Applying Molecular Simulation and Computational
Topical Conference Co-Sponsors:
AIChE Groups/Areas 1a, 1d, 2e, 4, 8a, 8e, 9, 10a, 16e, 20, and the Research and New Technology Committee;
American Chemical Society (Industrial and Engineering Chemistry Division and Physical Chemistry Division);
American Physical Society (Division of Condensed Matter Physics); and
Materials Research Society
Conference co-chairs:
Kenneth R. Cox (Ohio State University)
Peter T. Cummings (University of Tennessee and Oak Ridge National Laboratory); and
Phillip R. Westmoreland (University of Massachusetts Amherst)
Author instructions (Record of Presentation) | Short course | Sessions | More about this field...

Background   Molecular modeling has reached a level of sophistication and accuracy that makes it an increasingly essential and highly useful tool for chemical engineers. At the same time, the methods, capabilities, and limitations are often not yet well known across our profession. This AIChE topical conference, held as part of the 1998 AIChE Annual Meeting, was created to advance the field and to educate potential users in industry and academia, focussing on applications and new developments through a short course, plenary sessions, contributed papers, and interactive posters. It is intended to serve the expert user, those who need to understand possible uses and results, and those who simply want to learn about the area.

Phospholipid Monolayer
in Contact with Water:
Molecular Dynamics
"Molecular Simulation" is commonly used to mean the use of force-field physics or interaction potentials to simulate behaviors of individual molecules or ensembles of molecules. Numerical outgrowths of classical and statistical mechanics, the methods include molecular mechanics, molecular dynamics, and Monte Carlo-based simulation techniques.

"Computational Chemistry" can include the area of molecular simulations, but more often it refers to using quantum mechanics to model molecular structure and energetics ("computational quantum chemistry"). Techniques include semi-empirical molecular orbital theory, ab initio wavefunction and density functional theories, and quantum reaction theories.
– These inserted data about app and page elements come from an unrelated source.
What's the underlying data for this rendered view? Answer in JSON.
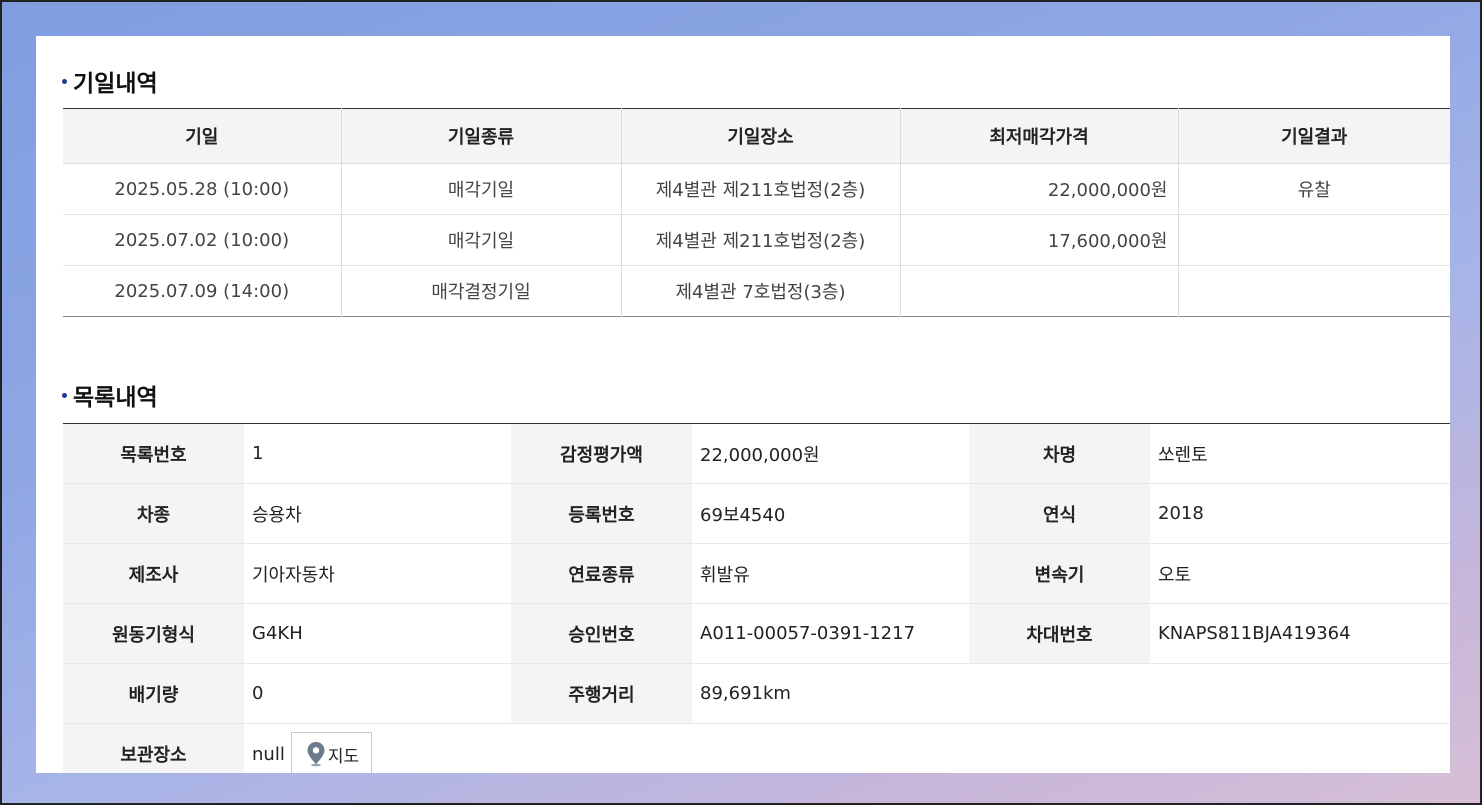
{
  "schedule": {
    "title": "기일내역",
    "headers": [
      "기일",
      "기일종류",
      "기일장소",
      "최저매각가격",
      "기일결과"
    ],
    "rows": [
      [
        "2025.05.28 (10:00)",
        "매각기일",
        "제4별관 제211호법정(2층)",
        "22,000,000원",
        "유찰"
      ],
      [
        "2025.07.02 (10:00)",
        "매각기일",
        "제4별관 제211호법정(2층)",
        "17,600,000원",
        ""
      ],
      [
        "2025.07.09 (14:00)",
        "매각결정기일",
        "제4별관 7호법정(3층)",
        "",
        ""
      ]
    ]
  },
  "items": {
    "title": "목록내역",
    "rows": [
      [
        {
          "label": "목록번호",
          "value": "1"
        },
        {
          "label": "감정평가액",
          "value": "22,000,000원"
        },
        {
          "label": "차명",
          "value": "쏘렌토"
        }
      ],
      [
        {
          "label": "차종",
          "value": "승용차"
        },
        {
          "label": "등록번호",
          "value": "69보4540"
        },
        {
          "label": "연식",
          "value": "2018"
        }
      ],
      [
        {
          "label": "제조사",
          "value": "기아자동차"
        },
        {
          "label": "연료종류",
          "value": "휘발유"
        },
        {
          "label": "변속기",
          "value": "오토"
        }
      ],
      [
        {
          "label": "원동기형식",
          "value": "G4KH"
        },
        {
          "label": "승인번호",
          "value": "A011-00057-0391-1217"
        },
        {
          "label": "차대번호",
          "value": "KNAPS811BJA419364"
        }
      ],
      [
        {
          "label": "배기량",
          "value": "0"
        },
        {
          "label": "주행거리",
          "value": "89,691km"
        }
      ]
    ],
    "storage": {
      "label": "보관장소",
      "value": "null",
      "map_button": "지도",
      "map_icon": "map-pin-icon"
    }
  },
  "colors": {
    "accent_bullet": "#1f3a93",
    "map_pin": "#6b7b8c"
  }
}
Applied in tandem with statistical mechanics, these methods yield many measurable physical and chemical properties.

These tools are finding use in many subdisciplines of the field, such as design, fluid mechanics, equilibrium and nonequilibrium thermodynamics, kinetics, biochemical engineering, inorganic and organic materials engineering, and environmental engineering. Exploiting these methods has become more feasible than ever before, predicting and correlating transport, thermochemical, kinetic, and mechanical properties. Some current applications are development of adhesives and coatings, adsorbents, enzymes for detergents, halon replacements, homogeneous and heterogeneous catalysts, pharmaceutical drugs, stabilized emulsions, and structured polymers. For example, adsorption of acetate on a cluster of Pd is modeled (at right) Surface using electronic density functional theory.
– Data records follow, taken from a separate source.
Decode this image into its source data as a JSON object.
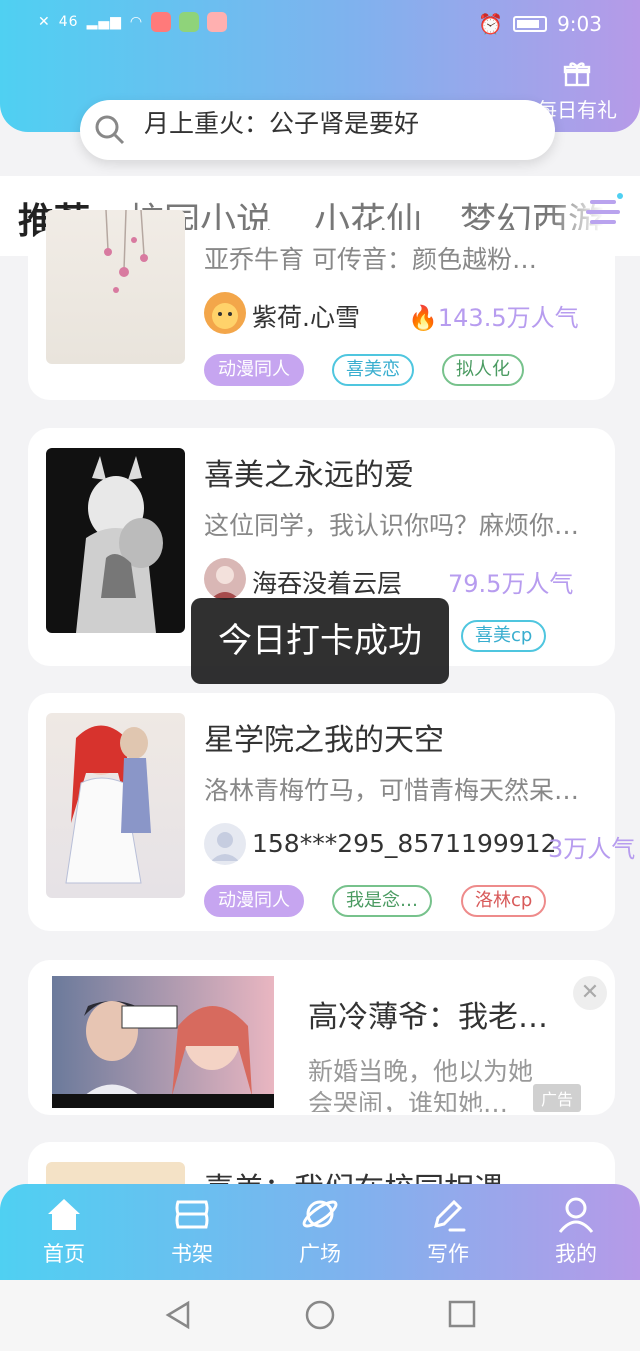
{
  "status_bar": {
    "time": "9:03",
    "signal": "46",
    "colors": {
      "header_start": "#4fd0f2",
      "header_end": "#b69ae8"
    }
  },
  "header": {
    "gift_label": "每日有礼",
    "search_text": "月上重火：公子肾是要好"
  },
  "tabs": [
    {
      "label": "推荐",
      "active": true
    },
    {
      "label": "校园小说"
    },
    {
      "label": "小花仙"
    },
    {
      "label": "梦幻西游"
    }
  ],
  "cards": [
    {
      "desc": "亚乔牛育 可传音：颜色越粉…",
      "author": "紫荷.心雪",
      "popularity": "143.5万人气",
      "tags": [
        "动漫同人",
        "喜美恋",
        "拟人化"
      ]
    },
    {
      "title": "喜美之永远的爱",
      "desc": "这位同学，我认识你吗？麻烦你…",
      "author": "海吞没着云层",
      "popularity": "79.5万人气",
      "tags": [
        "喜美cp"
      ]
    },
    {
      "title": "星学院之我的天空",
      "desc": "洛林青梅竹马，可惜青梅天然呆…",
      "author": "158***295_8571199912",
      "popularity": "3万人气",
      "tags": [
        "动漫同人",
        "我是念…",
        "洛林cp"
      ]
    }
  ],
  "ad": {
    "title": "高冷薄爷：我老…",
    "desc_line1": "新婚当晚，他以为她",
    "desc_line2": "会哭闹，谁知她…",
    "ad_label": "广告"
  },
  "partial_card": {
    "title": "喜美：我们在校园相遇"
  },
  "toast": "今日打卡成功",
  "bottom_nav": [
    {
      "label": "首页",
      "icon": "home-icon"
    },
    {
      "label": "书架",
      "icon": "bookshelf-icon"
    },
    {
      "label": "广场",
      "icon": "planet-icon"
    },
    {
      "label": "写作",
      "icon": "pen-icon"
    },
    {
      "label": "我的",
      "icon": "user-icon"
    }
  ]
}
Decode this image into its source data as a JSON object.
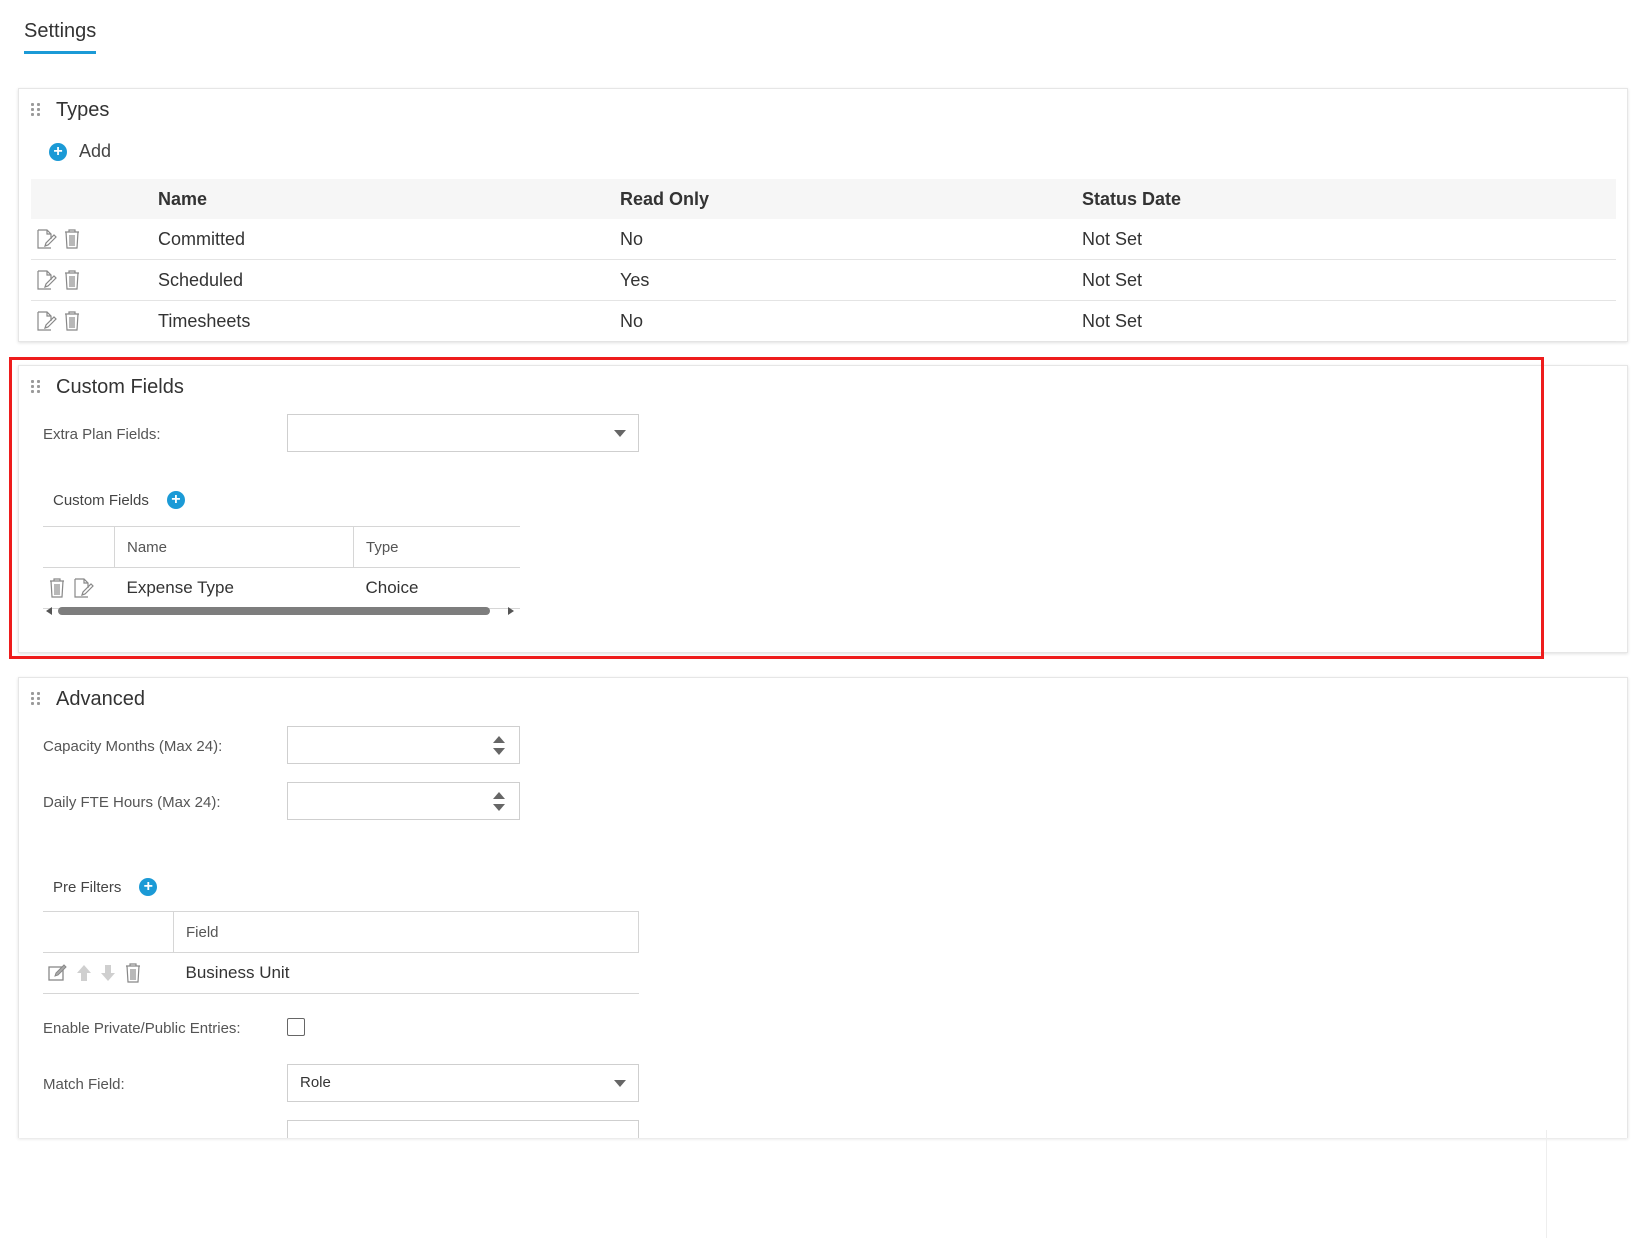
{
  "tab": {
    "label": "Settings"
  },
  "types": {
    "title": "Types",
    "add_label": "Add",
    "columns": [
      "Name",
      "Read Only",
      "Status Date"
    ],
    "rows": [
      {
        "name": "Committed",
        "read_only": "No",
        "status_date": "Not Set"
      },
      {
        "name": "Scheduled",
        "read_only": "Yes",
        "status_date": "Not Set"
      },
      {
        "name": "Timesheets",
        "read_only": "No",
        "status_date": "Not Set"
      }
    ]
  },
  "custom_fields": {
    "title": "Custom Fields",
    "extra_plan_label": "Extra Plan Fields:",
    "extra_plan_value": "",
    "subheading": "Custom Fields",
    "columns": [
      "Name",
      "Type"
    ],
    "rows": [
      {
        "name": "Expense Type",
        "type": "Choice"
      }
    ]
  },
  "advanced": {
    "title": "Advanced",
    "capacity_label": "Capacity Months (Max 24):",
    "capacity_value": "",
    "daily_fte_label": "Daily FTE Hours (Max 24):",
    "daily_fte_value": "",
    "pre_filters_heading": "Pre Filters",
    "pre_filters_column": "Field",
    "pre_filters_rows": [
      {
        "field": "Business Unit"
      }
    ],
    "enable_private_label": "Enable Private/Public Entries:",
    "enable_private_checked": false,
    "match_field_label": "Match Field:",
    "match_field_value": "Role"
  },
  "colors": {
    "accent": "#1b9ad6",
    "highlight": "#ee1c1c"
  },
  "icons": [
    "drag-handle-icon",
    "plus-circle-icon",
    "edit-icon",
    "trash-icon",
    "arrow-up-icon",
    "arrow-down-icon",
    "caret-down-icon"
  ]
}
The opening plenary sessions will emphasize case studies as aids to learning how these methods can be used most effectively. Successes (and failures!) have had both technical and institutional features: